U.S. Steel to shed up to 1,000 Southern Illinois jobs
U.S. Steel is cutting up to 1,000 jobs and selling parts of its Granite City plant. The move comes as Madison County employment remains down over 5,600 jobs since the pandemic.
U.S. Steel Corp. is set to be the latest in a growing number of businesses to make changes to their Illinois operations that would result in job losses for the state.
On June 28, company leaders announced plans to sell two blast furnaces at its Granite City Works facility. The move is expected to cut up to 1,000 jobs.
Job losses at the plant would come as the area is struggling to regain jobs lost to the COVID-19 pandemic and state-mandated shutdowns. Madison County is still missing over 5,600 jobs relative to pre-pandemic levels. If all 1,000 steel jobs were lost today, Madison County’s employment would be down by more than 6,600 jobs – a full 5% since May 2019.
In 2018, when President Trump signaled he would impose a 25% duty on foreign steel, steel factories in Granite City stood ready to capitalize. Business is not so good today. One of the key ingredients for forging steel is pig iron, and U.S. steelmakers source more than 60% of their pig iron from producers in the Black Sea, a region between Europe and Asia bordering both Ukraine and Russia.

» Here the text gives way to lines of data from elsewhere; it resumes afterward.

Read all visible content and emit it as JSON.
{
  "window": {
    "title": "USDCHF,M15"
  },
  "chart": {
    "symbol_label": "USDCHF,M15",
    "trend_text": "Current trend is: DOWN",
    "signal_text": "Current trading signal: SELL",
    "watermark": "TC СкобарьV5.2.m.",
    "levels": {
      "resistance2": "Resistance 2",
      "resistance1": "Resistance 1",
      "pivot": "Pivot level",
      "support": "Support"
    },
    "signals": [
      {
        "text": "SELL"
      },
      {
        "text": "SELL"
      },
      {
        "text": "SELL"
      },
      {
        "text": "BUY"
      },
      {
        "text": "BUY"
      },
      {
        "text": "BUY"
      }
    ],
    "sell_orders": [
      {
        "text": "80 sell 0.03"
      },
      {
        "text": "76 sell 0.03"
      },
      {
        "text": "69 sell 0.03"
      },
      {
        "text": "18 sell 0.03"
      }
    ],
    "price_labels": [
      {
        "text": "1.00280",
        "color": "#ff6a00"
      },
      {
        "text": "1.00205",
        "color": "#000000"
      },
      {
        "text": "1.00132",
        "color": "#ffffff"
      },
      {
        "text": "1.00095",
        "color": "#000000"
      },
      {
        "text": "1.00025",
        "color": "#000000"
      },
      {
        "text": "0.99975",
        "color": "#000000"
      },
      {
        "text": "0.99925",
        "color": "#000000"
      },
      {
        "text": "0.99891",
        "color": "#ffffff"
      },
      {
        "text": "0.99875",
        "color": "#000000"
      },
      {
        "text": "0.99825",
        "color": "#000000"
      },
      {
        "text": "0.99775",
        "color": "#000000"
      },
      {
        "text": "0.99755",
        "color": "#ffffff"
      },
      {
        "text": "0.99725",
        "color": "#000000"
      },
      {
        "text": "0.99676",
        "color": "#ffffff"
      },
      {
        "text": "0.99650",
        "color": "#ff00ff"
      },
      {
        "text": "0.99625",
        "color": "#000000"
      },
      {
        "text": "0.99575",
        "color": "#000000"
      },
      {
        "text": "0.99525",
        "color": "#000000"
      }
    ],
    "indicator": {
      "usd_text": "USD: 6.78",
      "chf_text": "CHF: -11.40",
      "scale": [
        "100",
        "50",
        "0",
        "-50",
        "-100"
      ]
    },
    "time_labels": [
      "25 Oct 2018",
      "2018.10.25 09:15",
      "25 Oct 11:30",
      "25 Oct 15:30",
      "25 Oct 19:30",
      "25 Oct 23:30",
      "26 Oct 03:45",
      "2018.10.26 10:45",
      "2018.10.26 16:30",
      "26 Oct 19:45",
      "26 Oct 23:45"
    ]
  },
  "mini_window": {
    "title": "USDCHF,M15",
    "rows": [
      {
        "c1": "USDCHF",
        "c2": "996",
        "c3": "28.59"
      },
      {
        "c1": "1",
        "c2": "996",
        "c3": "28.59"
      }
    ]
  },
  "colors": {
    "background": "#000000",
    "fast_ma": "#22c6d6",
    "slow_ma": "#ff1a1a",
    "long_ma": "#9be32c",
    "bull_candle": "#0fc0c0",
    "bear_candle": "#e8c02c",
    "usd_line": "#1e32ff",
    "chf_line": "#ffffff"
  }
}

The war between the two countries has likely made it harder for U.S. Steel to get the pig iron it needs, so the steel company is looking for ways to reduce costs. The 121-year-old company is planning to sell its blast furnaces to SunCoke Energy Inc., which wants to transition the Granite City mill to start producing their own pig iron as early as 2024 to sell to U.S. Steel’s factories in other states. The transition is set to cost Granite City roughly 1,000 jobs.
This news comes as three other companies have announced plans to move employees out of state. Boeing, Caterpillar and Citadel have all said they will be moving their headquarters out of Illinois in favor of more business-friendly states.
While Illinois can’t control international events, it can improve the state’s business climate to help retain and attract employers. The first step to reverse the slide will be for voters to take a hard look at Amendment 1 on the Nov. 8 ballot.
Should Amendment 1 pass, Illinois’ $313 billion pension debt will continue to balloon as state and local taxes, which are already among the highest in the nation, rise in an attempt to keep up. Spending on vital programs will continue to fall. Illinois’ housing and labor markets are already suffering as high taxes and reduced services make finding a job and living in the state tenuous.
The amendment would guarantee taxpayers and lawmakers would have an extremely difficult time removing these barriers to prosperity in Illinois. These barriers translate into higher costs for both businesses and individuals, including a projected $2,149 property tax during the coming four years.
Instead, if Illinois works to reduce these barriers, businesses will be able to operate more freely. That freedom translates into lower costs and more opportunity for families and businesses, which in turn can reverse Illinois’ decline.